The vinyl is forever. The download is for the moment. The download insults the music that it claims to represent. The vinyl captures the music and turns it into a musical anachronism that transcends its very fragility to escape into a dimension of beauty that invisibly parallels the unfortunate reality that is bestowed upon us all by a God who, it seems, has forgotten how to laugh.
I don’t generally take kindly to jazz, There’s usually too much complexity, indeed too much cleverness, to complete the emotional connection and, without that emotional connection, why burn up the precious seconds until you find yourself, inevitably, in the fires of Hell? Then there was Sara Mitra. A princess of Pimms drinking cool. Elegant in her phrasing she knows the story and how to tell it. She walks surefootedly through “Life On A Look” like her heels were truly designed for the cobbles of life. Oh Lord, why have I started finger snapping?
Surrounding yourself with many a man of lineage helps her create the platform to dance the merry dance with her voice only Sara Mitra isn’t so merry.

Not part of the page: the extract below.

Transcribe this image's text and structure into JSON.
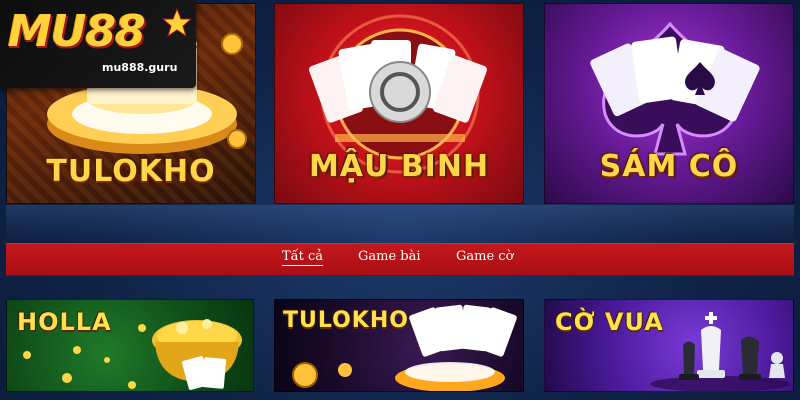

She sings like a torch singer. “Let Me Love You” proves that as does “The Old Country”. I want to dance with her. Dance with her until the dawn intrudes upon her enchantment.
Hell hath no heroes, or so they say. That mighty slab of vinyl that is “April Song” says otherwise.